Some of it doesn't need to be said—so much has already been said better or more effectively by others. Some of it downright shouldn't be said, lest I alienate potential allies and offend those with whom I am close. And, of course, some of it can't be said, because there are some things that must be seen, heard, felt, and experienced for oneself that cannot be easily put into words that anyone else will find comprehensible at all. (Indeed, such is the nature of experiential, practical, non-creedal religions.) But a good deal of it should be said, or could be said, but I am silent about it unless a need arises: someone asks a question, an unexpected event occurs, an opportunity arises. I suspect all of this is true of many other people as well.
We are about to enter the most holy time of year in the Ekklesía Antínoou, the Sacred Nights of Antinous beginning on October 24th and running through November 1st, during which time Antinous died (we observe this on the 28th) and his holy city, his deification, and his cultus began on October 30th, which is Foundation Day, our most important ritual of the year. This year will be the twelfth time I've celebrated it, and the year that follows often takes its auspices from that ritual. My celebration last year was the most solitary, sedate, and under-done ritual I've ever had, due to some practical limitations I was facing at the time. This year, things will be much different, and I've decided it's important enough to take the day off work entirely for the occasion. There is no more important date or event in my year than this, and it has been a part of my life long before my current job, or any other I'll ever hold in the future. I owe my life to my gods, and this is one way that I can show it, and plan to for the foreseeable future.
The mysteries of life and death, of love and deification, of devotion and dealing with tragedy, of deep and destructively sorrowful mourning…but also, the ecstasy of transformation, and the birth of hope amidst desolation and chaos, are all tied up with this coming set of festivals.

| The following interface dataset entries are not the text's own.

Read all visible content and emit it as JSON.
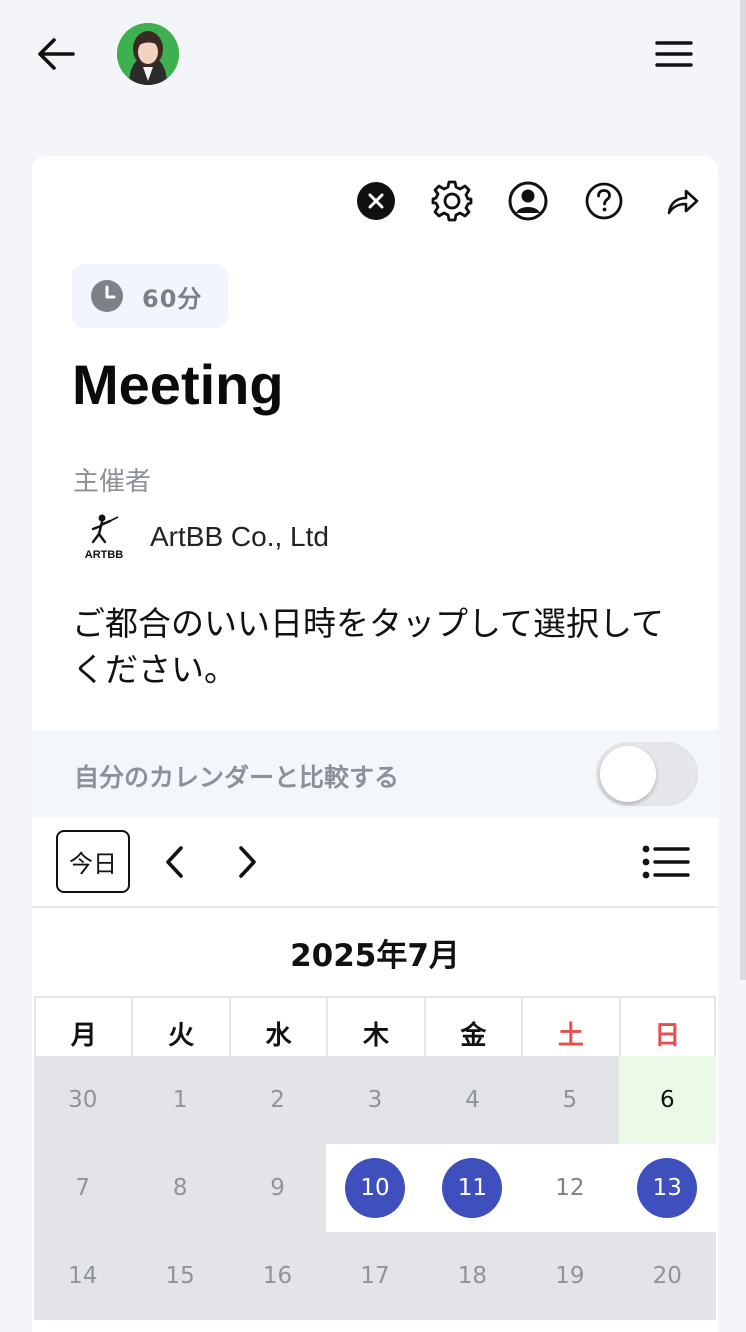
{
  "header": {
    "back_icon": "arrow-left-icon",
    "avatar": "user-avatar",
    "menu_icon": "hamburger-menu-icon"
  },
  "card": {
    "toolbar": [
      "close-icon",
      "gear-icon",
      "account-icon",
      "help-icon",
      "share-icon"
    ],
    "duration_icon": "clock-icon",
    "duration": "60分",
    "title": "Meeting",
    "organizer_label": "主催者",
    "organizer_logo_text": "ARTBB",
    "organizer_name": "ArtBB Co., Ltd",
    "instructions": "ご都合のいい日時をタップして選択してください。"
  },
  "compare": {
    "label": "自分のカレンダーと比較する",
    "toggle_on": false
  },
  "calendar": {
    "today_label": "今日",
    "month_title": "2025年7月",
    "weekdays": [
      "月",
      "火",
      "水",
      "木",
      "金",
      "土",
      "日"
    ],
    "colors": {
      "weekend": "#e8504f",
      "selected": "#3f4fbd",
      "today_bg": "#eafae6"
    },
    "weeks": [
      [
        "30",
        "1",
        "2",
        "3",
        "4",
        "5",
        "6"
      ],
      [
        "7",
        "8",
        "9",
        "10",
        "11",
        "12",
        "13"
      ],
      [
        "14",
        "15",
        "16",
        "17",
        "18",
        "19",
        "20"
      ]
    ]
  }
}
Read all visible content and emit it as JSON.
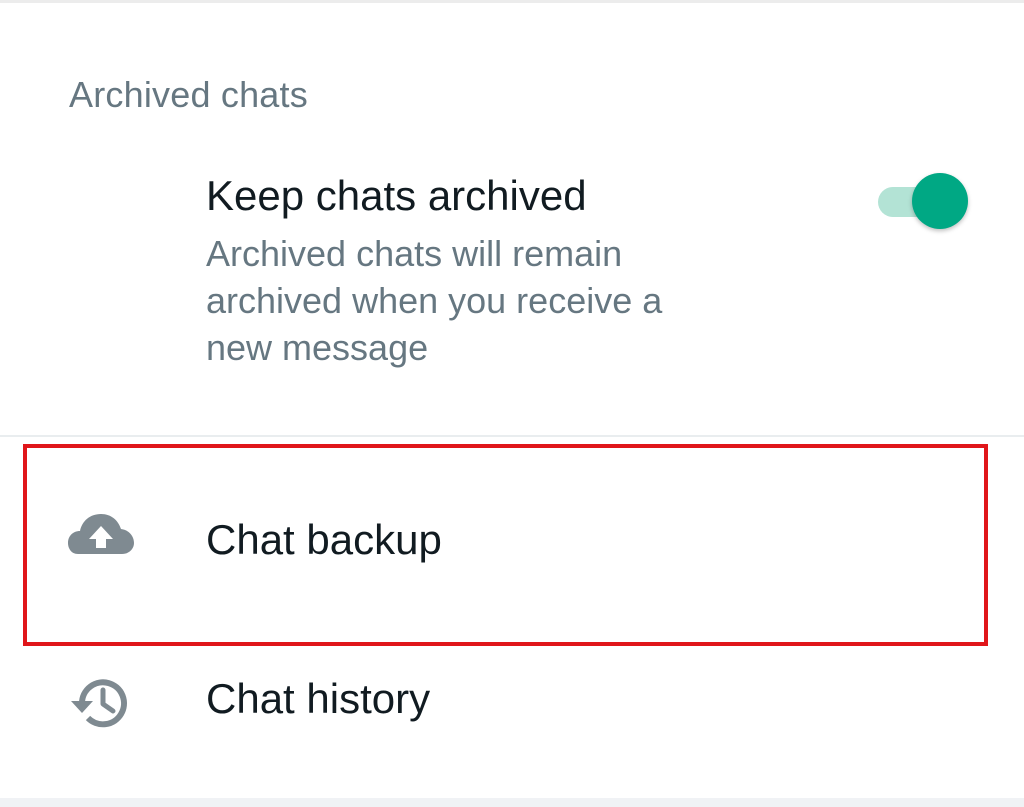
{
  "section": {
    "header": "Archived chats"
  },
  "keep_archived": {
    "title": "Keep chats archived",
    "description": "Archived chats will remain archived when you receive a new message",
    "enabled": true
  },
  "rows": {
    "backup": {
      "label": "Chat backup",
      "icon": "cloud-upload-icon"
    },
    "history": {
      "label": "Chat history",
      "icon": "history-icon"
    }
  },
  "colors": {
    "accent": "#00a884",
    "accent_track": "#b3e3d5",
    "secondary_text": "#667781",
    "primary_text": "#111b21",
    "icon": "#7f8a91",
    "highlight": "#e0161a"
  }
}
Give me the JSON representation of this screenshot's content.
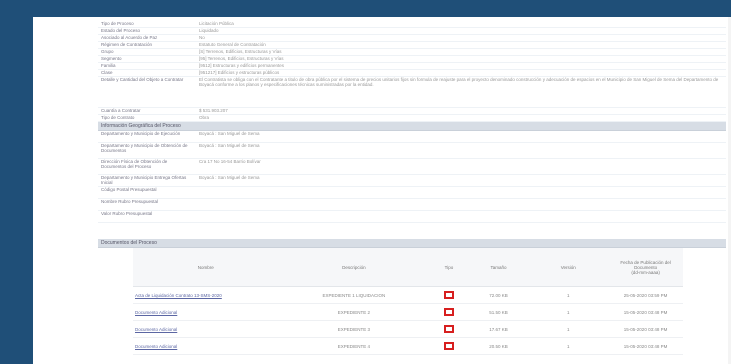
{
  "general": [
    {
      "label": "Tipo de Proceso",
      "value": "Licitación Pública"
    },
    {
      "label": "Estado del Proceso",
      "value": "Liquidado"
    },
    {
      "label": "Asociado al Acuerdo de Paz",
      "value": "No"
    },
    {
      "label": "Régimen de Contratación",
      "value": "Estatuto General de Contratación"
    },
    {
      "label": "Grupo",
      "value": "[S] Terrenos, Edificios, Estructuras y Vías"
    },
    {
      "label": "Segmento",
      "value": "[95] Terrenos, Edificios, Estructuras y Vías"
    },
    {
      "label": "Familia",
      "value": "[9512] Estructuras y edificios permanentes"
    },
    {
      "label": "Clase",
      "value": "[951217] Edificios y estructuras públicos"
    },
    {
      "label": "Detalle y Cantidad del Objeto a Contratar",
      "value": "El Contratista se obliga con el Contratante a titulo de obra pública por el sistema de precios unitarios fijos sin formula de reajuste para el proyecto denominado construcción y adecuación de espacios en el Municipio de San Miguel de Sema del Departamento de Boyacá conforme a los planos y especificaciones técnicas suministradas por la entidad."
    },
    {
      "label": "Cuantía a Contratar",
      "value": "$ 531.903.207"
    },
    {
      "label": "Tipo de Contrato",
      "value": "Obra"
    }
  ],
  "geo_title": "Información Geográfica del Proceso",
  "geo": [
    {
      "label": "Departamento y Municipio de Ejecución",
      "value": "Boyacá : San Miguel de Sema"
    },
    {
      "label": "Departamento y Municipio de Obtención de Documentos",
      "value": "Boyacá : San Miguel de Sema"
    },
    {
      "label": "Dirección Física de Obtención de Documentos del Proceso",
      "value": "Cra 17 No 16-54 Barrio Bolívar"
    },
    {
      "label": "Departamento y Municipio Entrega Ofertas Inicial",
      "value": "Boyacá : San Miguel de Sema"
    },
    {
      "label": "Código Postal Presupuestal",
      "value": ""
    },
    {
      "label": "Nombre Rubro Presupuestal",
      "value": ""
    },
    {
      "label": "Valor Rubro Presupuestal",
      "value": ""
    }
  ],
  "docs_title": "Documentos del Proceso",
  "docs_headers": {
    "name": "Nombre",
    "desc": "Descripción",
    "type": "Tipo",
    "size": "Tamaño",
    "version": "Versión",
    "date": "Fecha de Publicación del Documento",
    "date2": "(dd-mm-aaaa)"
  },
  "docs": [
    {
      "name": "Acta de Liquidación Contrato 13-SMS-2020",
      "desc": "EXPEDIENTE 1 LIQUIDACION",
      "size": "72.00 KB",
      "version": "1",
      "date": "25-05-2020 03:59 PM"
    },
    {
      "name": "Documento Adicional",
      "desc": "EXPEDIENTE 2",
      "size": "51.50 KB",
      "version": "1",
      "date": "15-05-2020 03:48 PM"
    },
    {
      "name": "Documento Adicional",
      "desc": "EXPEDIENTE 3",
      "size": "17.67 KB",
      "version": "1",
      "date": "15-05-2020 03:48 PM"
    },
    {
      "name": "Documento Adicional",
      "desc": "EXPEDIENTE 4",
      "size": "20.50 KB",
      "version": "1",
      "date": "15-05-2020 03:48 PM"
    }
  ]
}
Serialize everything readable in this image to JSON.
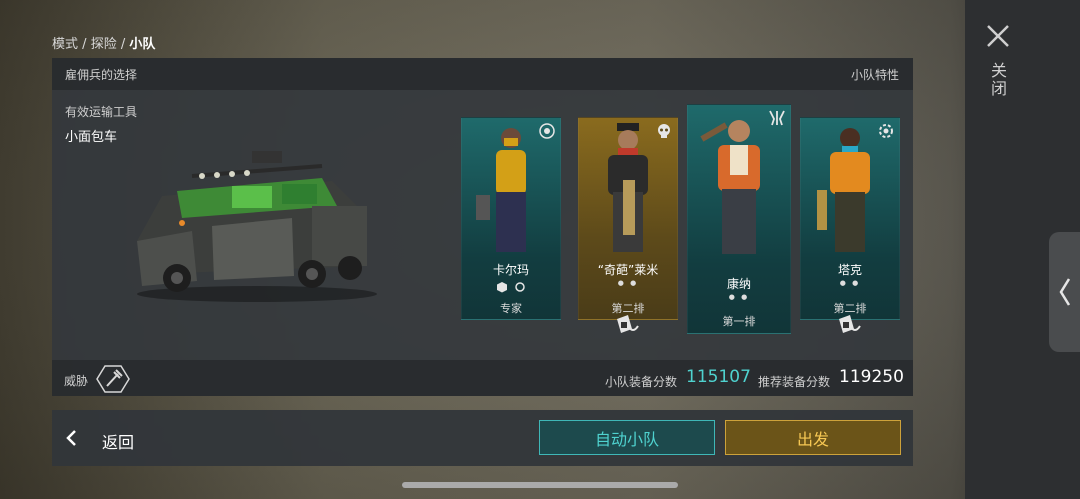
{
  "breadcrumb": {
    "part1": "模式",
    "part2": "探险",
    "current": "小队",
    "sep": "/"
  },
  "close": {
    "label": "关闭"
  },
  "panel": {
    "title": "雇佣兵的选择",
    "traits_label": "小队特性",
    "vehicle_label": "有效运输工具",
    "vehicle_name": "小面包车",
    "threat_label": "威胁",
    "squad_score_label": "小队装备分数",
    "squad_score": "115107",
    "rec_score_label": "推荐装备分数",
    "rec_score": "119250"
  },
  "mercenaries": [
    {
      "name": "卡尔玛",
      "role": "专家",
      "icon": "eye-gear-icon"
    },
    {
      "name": "“奇葩”莱米",
      "role": "第二排",
      "icon": "skull-icon"
    },
    {
      "name": "康纳",
      "role": "第一排",
      "icon": "claw-icon"
    },
    {
      "name": "塔克",
      "role": "第二排",
      "icon": "gear-icon"
    }
  ],
  "bottom": {
    "back_label": "返回",
    "auto_label": "自动小队",
    "go_label": "出发"
  },
  "colors": {
    "teal": "#3fb7b7",
    "gold": "#cda23a",
    "panel": "#34383c"
  }
}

A simple sentence of nouns and adjectives, or an entire cycle of epic poems so piercing in their imagery as to send shockwaves through the senses of anyone who reads or hears their verses, are equally inadequate to convey these matters effectively and vividly for consumption and understanding.
I've done silent retreats, back when I was at a Jesuit university and was involved in Ignatian spirituality (despite being a non-Christian). In reality, they weren't entirely silent: most of us had to be silent for the majority of it, except when meeting with our spiritual directors, but we had to listen to the teachings, preachings, and readings of others at various points along the way, without discussion, questions, or responses. The experience of that retreat got me thinking a lot about the politics of speaking and of silence in religious settings. It's something I had not thought about much in a long while, until I began writing this present column.
My plan for the Sacred Nights of Antinous, therefore, is the following. I will be posting on my own blog about the significance of the dates, along with an installment each day of a poem that I'll be writing, "Nine Days Along the Nile." People may comment as they wish on any of the posts, but I will not be answering or responding to any comments during those nine days. I will be reining in any of my online interactions as much as possible during that time (other than what is necessary for work), so as to keep myself in the proper mindset for the mysteries unfolding around me.
It will be difficult, and it has been difficult for me over the last few weeks to say so little. In a queer consciousness that evolved during a time a few decades back in which "Silence = Death" was a common slogan, it's been nearly impossible to listen into the void, to hear how queer theology abhors a vacuum, and yet to say nothing into that void.
But, I suspect something quite unexpected and possibly even wonderful will emerge from the silence on these coming Sacred Nights of Antinous.